(Beginning of Data to use)

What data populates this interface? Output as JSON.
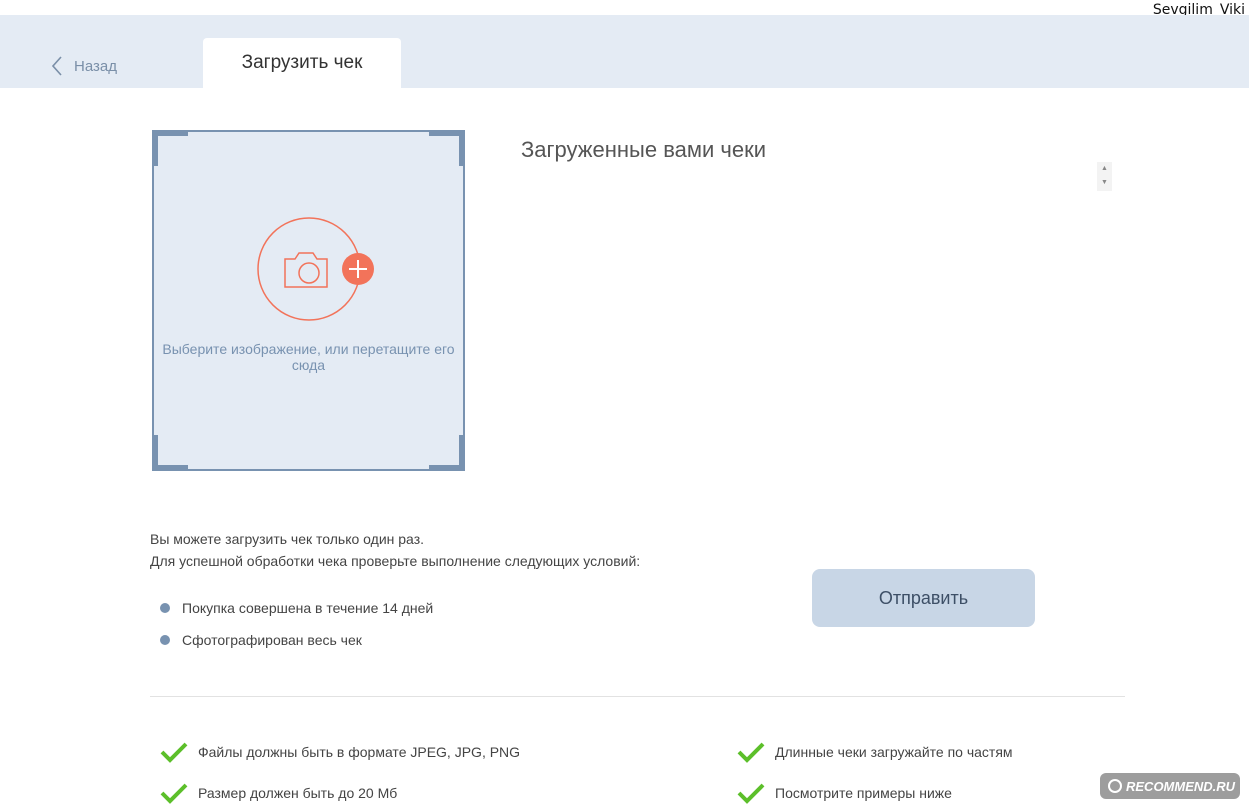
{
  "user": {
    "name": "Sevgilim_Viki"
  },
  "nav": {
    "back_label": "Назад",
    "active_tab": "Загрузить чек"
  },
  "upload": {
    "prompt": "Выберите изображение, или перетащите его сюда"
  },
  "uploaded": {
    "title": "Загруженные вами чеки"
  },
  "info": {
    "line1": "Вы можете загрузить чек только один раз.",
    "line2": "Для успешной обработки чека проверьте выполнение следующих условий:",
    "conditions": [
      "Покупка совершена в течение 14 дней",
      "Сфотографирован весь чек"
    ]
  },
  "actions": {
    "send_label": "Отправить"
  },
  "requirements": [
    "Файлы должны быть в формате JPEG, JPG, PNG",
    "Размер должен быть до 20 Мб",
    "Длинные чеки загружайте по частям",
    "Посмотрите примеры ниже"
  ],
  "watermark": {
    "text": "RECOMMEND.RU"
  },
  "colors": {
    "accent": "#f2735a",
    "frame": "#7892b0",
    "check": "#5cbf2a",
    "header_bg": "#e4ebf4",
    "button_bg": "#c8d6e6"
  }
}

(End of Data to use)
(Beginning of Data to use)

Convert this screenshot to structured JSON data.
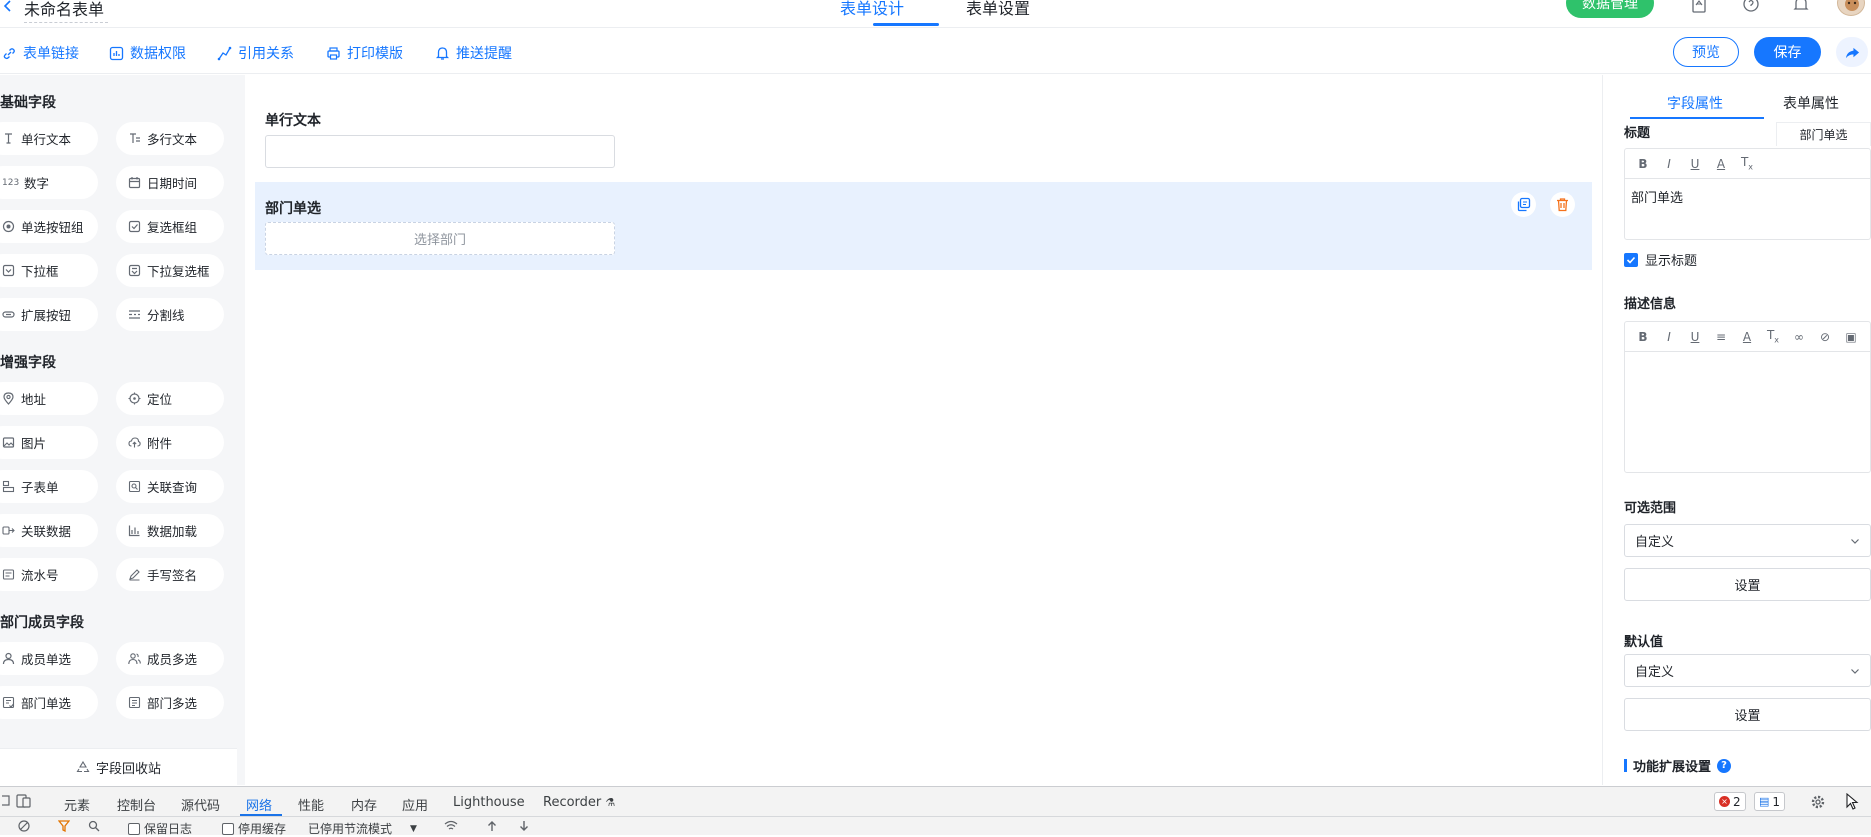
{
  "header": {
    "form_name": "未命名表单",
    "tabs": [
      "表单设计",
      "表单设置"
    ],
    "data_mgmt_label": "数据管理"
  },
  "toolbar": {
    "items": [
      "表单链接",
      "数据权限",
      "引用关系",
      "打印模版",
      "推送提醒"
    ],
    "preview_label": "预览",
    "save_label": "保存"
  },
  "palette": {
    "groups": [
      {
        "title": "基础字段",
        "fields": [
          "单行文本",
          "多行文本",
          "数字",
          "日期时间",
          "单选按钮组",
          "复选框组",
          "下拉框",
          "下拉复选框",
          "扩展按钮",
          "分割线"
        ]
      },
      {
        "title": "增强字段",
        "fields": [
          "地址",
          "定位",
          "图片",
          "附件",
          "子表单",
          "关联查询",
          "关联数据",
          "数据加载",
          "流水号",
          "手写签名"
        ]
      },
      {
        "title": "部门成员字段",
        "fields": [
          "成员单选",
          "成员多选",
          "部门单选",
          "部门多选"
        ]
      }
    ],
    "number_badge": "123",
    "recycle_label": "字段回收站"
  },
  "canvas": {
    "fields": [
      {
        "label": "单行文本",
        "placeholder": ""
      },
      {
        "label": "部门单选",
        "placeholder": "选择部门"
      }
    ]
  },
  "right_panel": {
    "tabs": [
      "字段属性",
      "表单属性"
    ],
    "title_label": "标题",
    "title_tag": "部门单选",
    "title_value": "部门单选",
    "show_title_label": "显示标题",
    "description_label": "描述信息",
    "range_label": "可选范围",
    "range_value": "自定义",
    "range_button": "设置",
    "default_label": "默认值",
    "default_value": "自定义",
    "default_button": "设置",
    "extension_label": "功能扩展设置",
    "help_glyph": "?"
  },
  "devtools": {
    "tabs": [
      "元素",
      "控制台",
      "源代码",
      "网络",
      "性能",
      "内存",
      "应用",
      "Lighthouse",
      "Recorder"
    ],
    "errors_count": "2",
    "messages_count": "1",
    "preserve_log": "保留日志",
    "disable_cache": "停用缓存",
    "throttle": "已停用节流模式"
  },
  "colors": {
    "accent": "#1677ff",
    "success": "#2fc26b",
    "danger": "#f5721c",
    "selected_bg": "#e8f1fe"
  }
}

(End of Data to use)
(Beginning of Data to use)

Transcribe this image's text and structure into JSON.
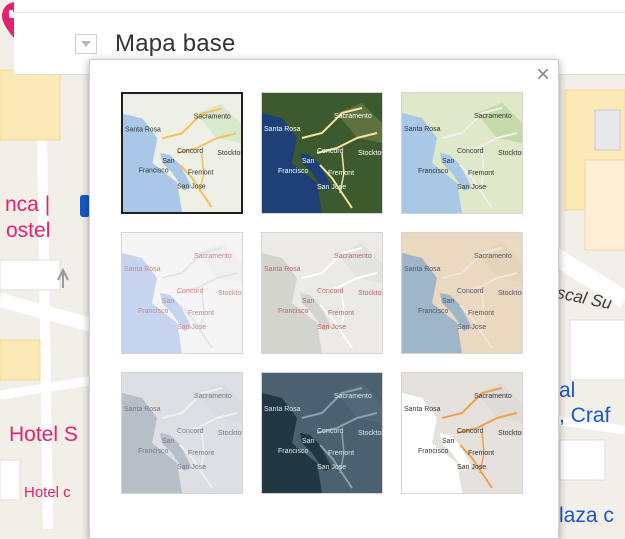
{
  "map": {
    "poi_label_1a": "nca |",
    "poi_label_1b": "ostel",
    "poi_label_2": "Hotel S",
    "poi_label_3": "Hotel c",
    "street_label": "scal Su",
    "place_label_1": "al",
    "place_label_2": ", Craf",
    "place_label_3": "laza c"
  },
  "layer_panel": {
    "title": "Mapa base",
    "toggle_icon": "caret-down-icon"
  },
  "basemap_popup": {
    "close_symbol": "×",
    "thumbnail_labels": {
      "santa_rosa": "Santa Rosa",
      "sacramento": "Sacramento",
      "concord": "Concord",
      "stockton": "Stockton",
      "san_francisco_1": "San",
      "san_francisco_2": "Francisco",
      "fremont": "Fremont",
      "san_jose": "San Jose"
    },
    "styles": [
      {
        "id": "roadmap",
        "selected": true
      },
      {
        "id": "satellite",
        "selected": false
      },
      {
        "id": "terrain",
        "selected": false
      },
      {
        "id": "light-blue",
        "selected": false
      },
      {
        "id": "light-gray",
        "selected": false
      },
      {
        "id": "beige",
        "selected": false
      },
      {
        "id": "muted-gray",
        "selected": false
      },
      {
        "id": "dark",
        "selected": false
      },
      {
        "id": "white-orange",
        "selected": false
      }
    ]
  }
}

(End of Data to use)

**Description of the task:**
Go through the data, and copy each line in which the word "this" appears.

**Solution to the problem:**
What data populates this interface? Output as JSON.
Convert this screenshot to structured JSON data.
Transcribe this image's text and structure into JSON.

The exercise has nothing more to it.